▸ Instructions for the task
Filter the lines below, keeping each one that holds "icon".

▸ Data shown
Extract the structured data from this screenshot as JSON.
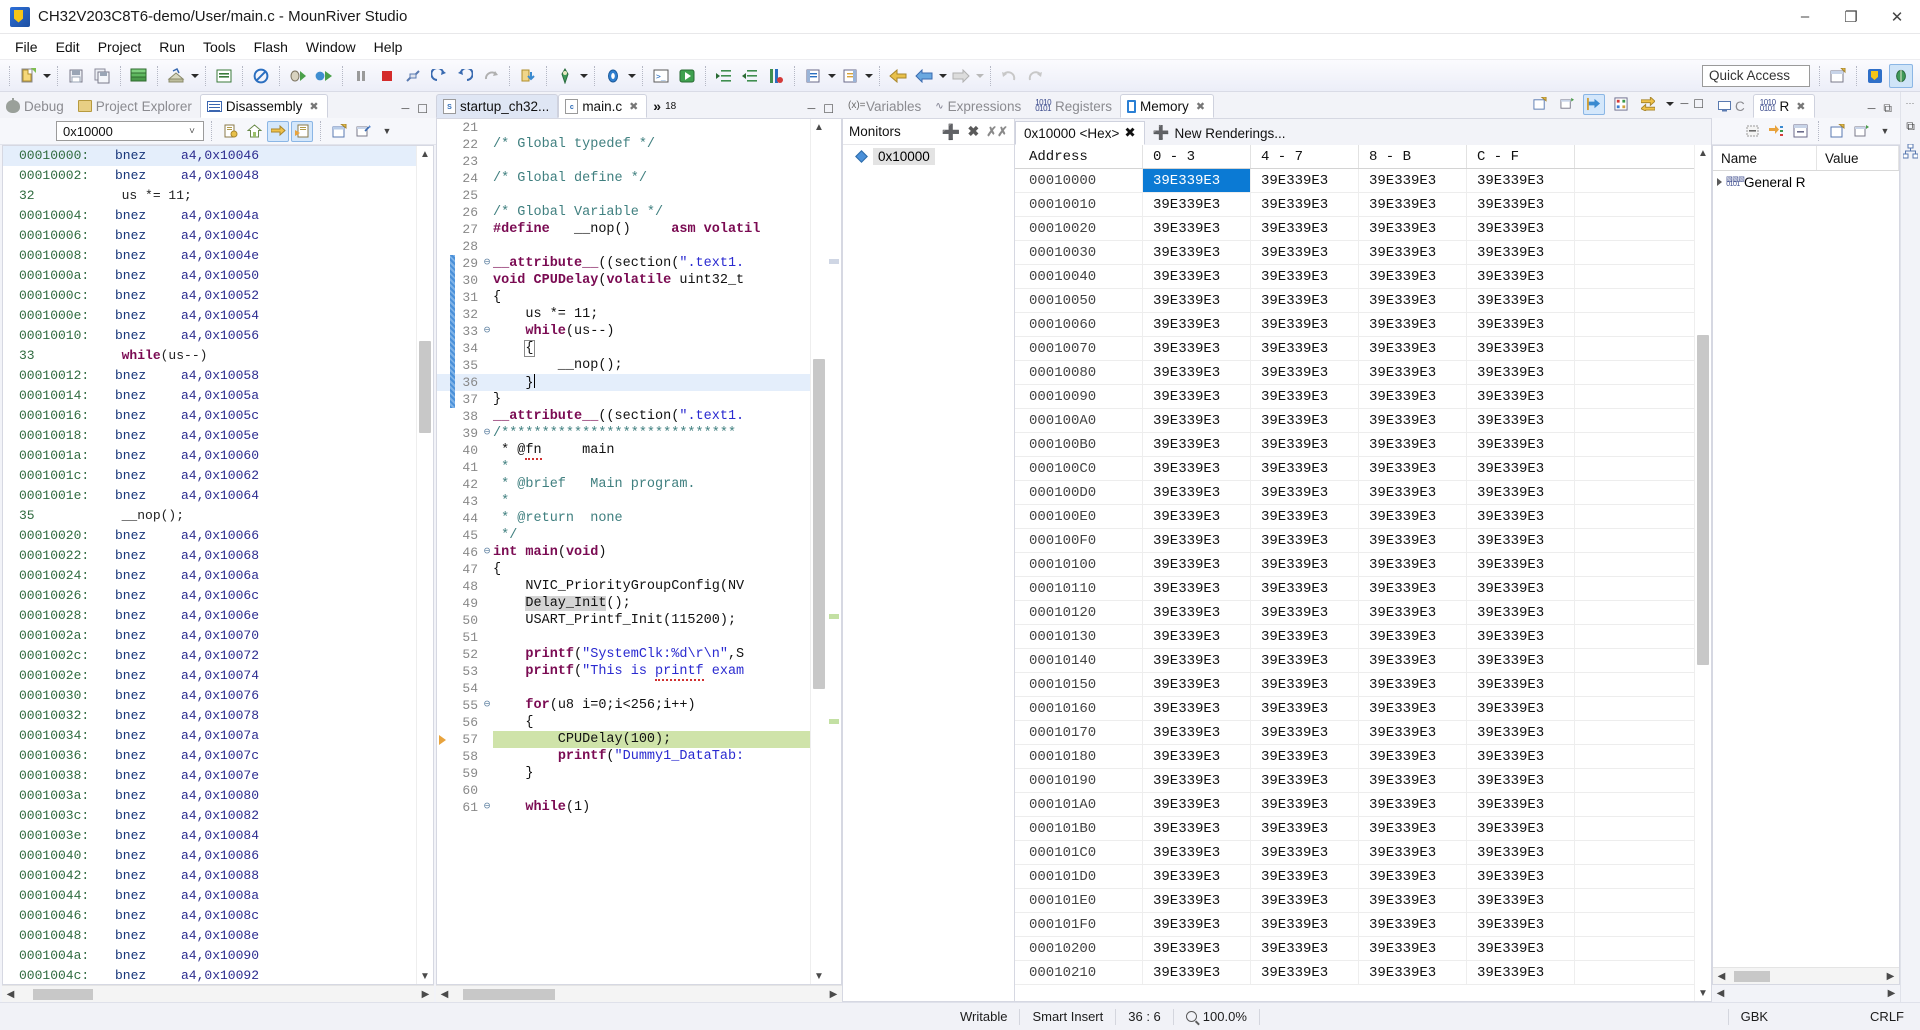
{
  "window": {
    "title": "CH32V203C8T6-demo/User/main.c - MounRiver Studio",
    "minimize": "–",
    "maximize": "❐",
    "close": "✕"
  },
  "menubar": [
    {
      "label": "File"
    },
    {
      "label": "Edit"
    },
    {
      "label": "Project"
    },
    {
      "label": "Run"
    },
    {
      "label": "Tools"
    },
    {
      "label": "Flash"
    },
    {
      "label": "Window"
    },
    {
      "label": "Help"
    }
  ],
  "toolbar": {
    "quick_access": "Quick Access"
  },
  "left_pane": {
    "tabs": [
      {
        "label": "Debug",
        "icon": "bug-icon",
        "active": false
      },
      {
        "label": "Project Explorer",
        "icon": "project-icon",
        "active": false
      },
      {
        "label": "Disassembly",
        "icon": "disassembly-icon",
        "active": true
      }
    ],
    "address_combo": "0x10000",
    "rows": [
      {
        "type": "asm",
        "addr": "00010000:",
        "mn": "bnez",
        "op": "a4,0x10046",
        "sel": true
      },
      {
        "type": "asm",
        "addr": "00010002:",
        "mn": "bnez",
        "op": "a4,0x10048"
      },
      {
        "type": "src",
        "no": "32",
        "text": "us *= 11;"
      },
      {
        "type": "asm",
        "addr": "00010004:",
        "mn": "bnez",
        "op": "a4,0x1004a"
      },
      {
        "type": "asm",
        "addr": "00010006:",
        "mn": "bnez",
        "op": "a4,0x1004c"
      },
      {
        "type": "asm",
        "addr": "00010008:",
        "mn": "bnez",
        "op": "a4,0x1004e"
      },
      {
        "type": "asm",
        "addr": "0001000a:",
        "mn": "bnez",
        "op": "a4,0x10050"
      },
      {
        "type": "asm",
        "addr": "0001000c:",
        "mn": "bnez",
        "op": "a4,0x10052"
      },
      {
        "type": "asm",
        "addr": "0001000e:",
        "mn": "bnez",
        "op": "a4,0x10054"
      },
      {
        "type": "asm",
        "addr": "00010010:",
        "mn": "bnez",
        "op": "a4,0x10056"
      },
      {
        "type": "src",
        "no": "33",
        "text": "while(us--)",
        "kw": "while"
      },
      {
        "type": "asm",
        "addr": "00010012:",
        "mn": "bnez",
        "op": "a4,0x10058"
      },
      {
        "type": "asm",
        "addr": "00010014:",
        "mn": "bnez",
        "op": "a4,0x1005a"
      },
      {
        "type": "asm",
        "addr": "00010016:",
        "mn": "bnez",
        "op": "a4,0x1005c"
      },
      {
        "type": "asm",
        "addr": "00010018:",
        "mn": "bnez",
        "op": "a4,0x1005e"
      },
      {
        "type": "asm",
        "addr": "0001001a:",
        "mn": "bnez",
        "op": "a4,0x10060"
      },
      {
        "type": "asm",
        "addr": "0001001c:",
        "mn": "bnez",
        "op": "a4,0x10062"
      },
      {
        "type": "asm",
        "addr": "0001001e:",
        "mn": "bnez",
        "op": "a4,0x10064"
      },
      {
        "type": "src",
        "no": "35",
        "text": "__nop();"
      },
      {
        "type": "asm",
        "addr": "00010020:",
        "mn": "bnez",
        "op": "a4,0x10066"
      },
      {
        "type": "asm",
        "addr": "00010022:",
        "mn": "bnez",
        "op": "a4,0x10068"
      },
      {
        "type": "asm",
        "addr": "00010024:",
        "mn": "bnez",
        "op": "a4,0x1006a"
      },
      {
        "type": "asm",
        "addr": "00010026:",
        "mn": "bnez",
        "op": "a4,0x1006c"
      },
      {
        "type": "asm",
        "addr": "00010028:",
        "mn": "bnez",
        "op": "a4,0x1006e"
      },
      {
        "type": "asm",
        "addr": "0001002a:",
        "mn": "bnez",
        "op": "a4,0x10070"
      },
      {
        "type": "asm",
        "addr": "0001002c:",
        "mn": "bnez",
        "op": "a4,0x10072"
      },
      {
        "type": "asm",
        "addr": "0001002e:",
        "mn": "bnez",
        "op": "a4,0x10074"
      },
      {
        "type": "asm",
        "addr": "00010030:",
        "mn": "bnez",
        "op": "a4,0x10076"
      },
      {
        "type": "asm",
        "addr": "00010032:",
        "mn": "bnez",
        "op": "a4,0x10078"
      },
      {
        "type": "asm",
        "addr": "00010034:",
        "mn": "bnez",
        "op": "a4,0x1007a"
      },
      {
        "type": "asm",
        "addr": "00010036:",
        "mn": "bnez",
        "op": "a4,0x1007c"
      },
      {
        "type": "asm",
        "addr": "00010038:",
        "mn": "bnez",
        "op": "a4,0x1007e"
      },
      {
        "type": "asm",
        "addr": "0001003a:",
        "mn": "bnez",
        "op": "a4,0x10080"
      },
      {
        "type": "asm",
        "addr": "0001003c:",
        "mn": "bnez",
        "op": "a4,0x10082"
      },
      {
        "type": "asm",
        "addr": "0001003e:",
        "mn": "bnez",
        "op": "a4,0x10084"
      },
      {
        "type": "asm",
        "addr": "00010040:",
        "mn": "bnez",
        "op": "a4,0x10086"
      },
      {
        "type": "asm",
        "addr": "00010042:",
        "mn": "bnez",
        "op": "a4,0x10088"
      },
      {
        "type": "asm",
        "addr": "00010044:",
        "mn": "bnez",
        "op": "a4,0x1008a"
      },
      {
        "type": "asm",
        "addr": "00010046:",
        "mn": "bnez",
        "op": "a4,0x1008c"
      },
      {
        "type": "asm",
        "addr": "00010048:",
        "mn": "bnez",
        "op": "a4,0x1008e"
      },
      {
        "type": "asm",
        "addr": "0001004a:",
        "mn": "bnez",
        "op": "a4,0x10090"
      },
      {
        "type": "asm",
        "addr": "0001004c:",
        "mn": "bnez",
        "op": "a4,0x10092"
      }
    ]
  },
  "editor": {
    "tabs": [
      {
        "label": "startup_ch32...",
        "icon": "asm-file-icon",
        "active": false
      },
      {
        "label": "main.c",
        "icon": "c-file-icon",
        "active": true
      }
    ],
    "overflow": "»",
    "overflow_count": "18",
    "lines": [
      {
        "no": "21",
        "text": ""
      },
      {
        "no": "22",
        "text": "/* Global typedef */",
        "cls": "c-comment"
      },
      {
        "no": "23",
        "text": ""
      },
      {
        "no": "24",
        "text": "/* Global define */",
        "cls": "c-comment"
      },
      {
        "no": "25",
        "text": ""
      },
      {
        "no": "26",
        "text": "/* Global Variable */",
        "cls": "c-comment"
      },
      {
        "no": "27",
        "text": "#define   __nop()     asm volatil",
        "html": "define"
      },
      {
        "no": "28",
        "text": ""
      },
      {
        "no": "29",
        "text": "__attribute__((section(\".text1.",
        "fold": "⊖",
        "chg": true,
        "html": "attr"
      },
      {
        "no": "30",
        "text": "void CPUDelay(volatile uint32_t",
        "chg": true,
        "html": "cpudelay"
      },
      {
        "no": "31",
        "text": "{",
        "chg": true
      },
      {
        "no": "32",
        "text": "    us *= 11;",
        "chg": true
      },
      {
        "no": "33",
        "text": "    while(us--)",
        "fold": "⊖",
        "chg": true,
        "html": "while"
      },
      {
        "no": "34",
        "text": "    {",
        "chg": true,
        "html": "brace-open"
      },
      {
        "no": "35",
        "text": "        __nop();",
        "chg": true
      },
      {
        "no": "36",
        "text": "    }",
        "chg": true,
        "hl": true,
        "caret": true
      },
      {
        "no": "37",
        "text": "}",
        "chg": true
      },
      {
        "no": "38",
        "text": "__attribute__((section(\".text1.",
        "html": "attr"
      },
      {
        "no": "39",
        "text": "/*****************************",
        "fold": "⊖",
        "cls": "c-comment"
      },
      {
        "no": "40",
        "text": " * @fn     main",
        "cls": "c-comment",
        "html": "fn"
      },
      {
        "no": "41",
        "text": " *",
        "cls": "c-comment"
      },
      {
        "no": "42",
        "text": " * @brief   Main program.",
        "cls": "c-comment"
      },
      {
        "no": "43",
        "text": " *",
        "cls": "c-comment"
      },
      {
        "no": "44",
        "text": " * @return  none",
        "cls": "c-comment"
      },
      {
        "no": "45",
        "text": " */",
        "cls": "c-comment"
      },
      {
        "no": "46",
        "text": "int main(void)",
        "fold": "⊖",
        "html": "main"
      },
      {
        "no": "47",
        "text": "{"
      },
      {
        "no": "48",
        "text": "    NVIC_PriorityGroupConfig(NV"
      },
      {
        "no": "49",
        "text": "    Delay_Init();",
        "html": "delayinit"
      },
      {
        "no": "50",
        "text": "    USART_Printf_Init(115200);"
      },
      {
        "no": "51",
        "text": ""
      },
      {
        "no": "52",
        "text": "    printf(\"SystemClk:%d\\r\\n\",S",
        "html": "printf1"
      },
      {
        "no": "53",
        "text": "    printf(\"This is printf exam",
        "html": "printf2"
      },
      {
        "no": "54",
        "text": ""
      },
      {
        "no": "55",
        "text": "    for(u8 i=0;i<256;i++)",
        "fold": "⊖",
        "html": "for"
      },
      {
        "no": "56",
        "text": "    {"
      },
      {
        "no": "57",
        "text": "        CPUDelay(100);",
        "exec": true
      },
      {
        "no": "58",
        "text": "        printf(\"Dummy1_DataTab:",
        "html": "printf3"
      },
      {
        "no": "59",
        "text": "    }"
      },
      {
        "no": "60",
        "text": ""
      },
      {
        "no": "61",
        "text": "    while(1)",
        "fold": "⊖",
        "html": "while1"
      }
    ]
  },
  "memory": {
    "view_tabs": [
      {
        "label": "Variables",
        "icon": "variables-icon",
        "active": false
      },
      {
        "label": "Expressions",
        "icon": "expressions-icon",
        "active": false
      },
      {
        "label": "Registers",
        "icon": "registers-icon",
        "active": false
      },
      {
        "label": "Memory",
        "icon": "memory-icon",
        "active": true
      }
    ],
    "monitors_label": "Monitors",
    "monitor_items": [
      "0x10000"
    ],
    "rendering_tabs": [
      {
        "label": "0x10000 <Hex>",
        "closable": true
      },
      {
        "label": "New Renderings...",
        "closable": false
      }
    ],
    "columns": [
      "Address",
      "0 - 3",
      "4 - 7",
      "8 - B",
      "C - F"
    ],
    "rows": [
      {
        "addr": "00010000",
        "vals": [
          "39E339E3",
          "39E339E3",
          "39E339E3",
          "39E339E3"
        ],
        "sel": 0
      },
      {
        "addr": "00010010",
        "vals": [
          "39E339E3",
          "39E339E3",
          "39E339E3",
          "39E339E3"
        ]
      },
      {
        "addr": "00010020",
        "vals": [
          "39E339E3",
          "39E339E3",
          "39E339E3",
          "39E339E3"
        ]
      },
      {
        "addr": "00010030",
        "vals": [
          "39E339E3",
          "39E339E3",
          "39E339E3",
          "39E339E3"
        ]
      },
      {
        "addr": "00010040",
        "vals": [
          "39E339E3",
          "39E339E3",
          "39E339E3",
          "39E339E3"
        ]
      },
      {
        "addr": "00010050",
        "vals": [
          "39E339E3",
          "39E339E3",
          "39E339E3",
          "39E339E3"
        ]
      },
      {
        "addr": "00010060",
        "vals": [
          "39E339E3",
          "39E339E3",
          "39E339E3",
          "39E339E3"
        ]
      },
      {
        "addr": "00010070",
        "vals": [
          "39E339E3",
          "39E339E3",
          "39E339E3",
          "39E339E3"
        ]
      },
      {
        "addr": "00010080",
        "vals": [
          "39E339E3",
          "39E339E3",
          "39E339E3",
          "39E339E3"
        ]
      },
      {
        "addr": "00010090",
        "vals": [
          "39E339E3",
          "39E339E3",
          "39E339E3",
          "39E339E3"
        ]
      },
      {
        "addr": "000100A0",
        "vals": [
          "39E339E3",
          "39E339E3",
          "39E339E3",
          "39E339E3"
        ]
      },
      {
        "addr": "000100B0",
        "vals": [
          "39E339E3",
          "39E339E3",
          "39E339E3",
          "39E339E3"
        ]
      },
      {
        "addr": "000100C0",
        "vals": [
          "39E339E3",
          "39E339E3",
          "39E339E3",
          "39E339E3"
        ]
      },
      {
        "addr": "000100D0",
        "vals": [
          "39E339E3",
          "39E339E3",
          "39E339E3",
          "39E339E3"
        ]
      },
      {
        "addr": "000100E0",
        "vals": [
          "39E339E3",
          "39E339E3",
          "39E339E3",
          "39E339E3"
        ]
      },
      {
        "addr": "000100F0",
        "vals": [
          "39E339E3",
          "39E339E3",
          "39E339E3",
          "39E339E3"
        ]
      },
      {
        "addr": "00010100",
        "vals": [
          "39E339E3",
          "39E339E3",
          "39E339E3",
          "39E339E3"
        ]
      },
      {
        "addr": "00010110",
        "vals": [
          "39E339E3",
          "39E339E3",
          "39E339E3",
          "39E339E3"
        ]
      },
      {
        "addr": "00010120",
        "vals": [
          "39E339E3",
          "39E339E3",
          "39E339E3",
          "39E339E3"
        ]
      },
      {
        "addr": "00010130",
        "vals": [
          "39E339E3",
          "39E339E3",
          "39E339E3",
          "39E339E3"
        ]
      },
      {
        "addr": "00010140",
        "vals": [
          "39E339E3",
          "39E339E3",
          "39E339E3",
          "39E339E3"
        ]
      },
      {
        "addr": "00010150",
        "vals": [
          "39E339E3",
          "39E339E3",
          "39E339E3",
          "39E339E3"
        ]
      },
      {
        "addr": "00010160",
        "vals": [
          "39E339E3",
          "39E339E3",
          "39E339E3",
          "39E339E3"
        ]
      },
      {
        "addr": "00010170",
        "vals": [
          "39E339E3",
          "39E339E3",
          "39E339E3",
          "39E339E3"
        ]
      },
      {
        "addr": "00010180",
        "vals": [
          "39E339E3",
          "39E339E3",
          "39E339E3",
          "39E339E3"
        ]
      },
      {
        "addr": "00010190",
        "vals": [
          "39E339E3",
          "39E339E3",
          "39E339E3",
          "39E339E3"
        ]
      },
      {
        "addr": "000101A0",
        "vals": [
          "39E339E3",
          "39E339E3",
          "39E339E3",
          "39E339E3"
        ]
      },
      {
        "addr": "000101B0",
        "vals": [
          "39E339E3",
          "39E339E3",
          "39E339E3",
          "39E339E3"
        ]
      },
      {
        "addr": "000101C0",
        "vals": [
          "39E339E3",
          "39E339E3",
          "39E339E3",
          "39E339E3"
        ]
      },
      {
        "addr": "000101D0",
        "vals": [
          "39E339E3",
          "39E339E3",
          "39E339E3",
          "39E339E3"
        ]
      },
      {
        "addr": "000101E0",
        "vals": [
          "39E339E3",
          "39E339E3",
          "39E339E3",
          "39E339E3"
        ]
      },
      {
        "addr": "000101F0",
        "vals": [
          "39E339E3",
          "39E339E3",
          "39E339E3",
          "39E339E3"
        ]
      },
      {
        "addr": "00010200",
        "vals": [
          "39E339E3",
          "39E339E3",
          "39E339E3",
          "39E339E3"
        ]
      },
      {
        "addr": "00010210",
        "vals": [
          "39E339E3",
          "39E339E3",
          "39E339E3",
          "39E339E3"
        ]
      }
    ]
  },
  "registers_pane": {
    "tabs": [
      {
        "label": "C",
        "icon": "console-icon",
        "active": false
      },
      {
        "label": "R",
        "icon": "registers-icon",
        "active": true
      }
    ],
    "columns": [
      "Name",
      "Value"
    ],
    "rows": [
      {
        "name": "General R",
        "value": ""
      }
    ]
  },
  "statusbar": {
    "writable": "Writable",
    "insert_mode": "Smart Insert",
    "position": "36 : 6",
    "zoom": "100.0%",
    "encoding": "GBK",
    "line_ending": "CRLF"
  }
}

▸ Your response
        "icon": "bug-icon",
        "icon": "project-icon",
        "icon": "disassembly-icon",
        "icon": "asm-file-icon",
        "icon": "c-file-icon",
        "icon": "variables-icon",
        "icon": "expressions-icon",
        "icon": "registers-icon",
        "icon": "memory-icon",
        "icon": "console-icon",
        "icon": "registers-icon",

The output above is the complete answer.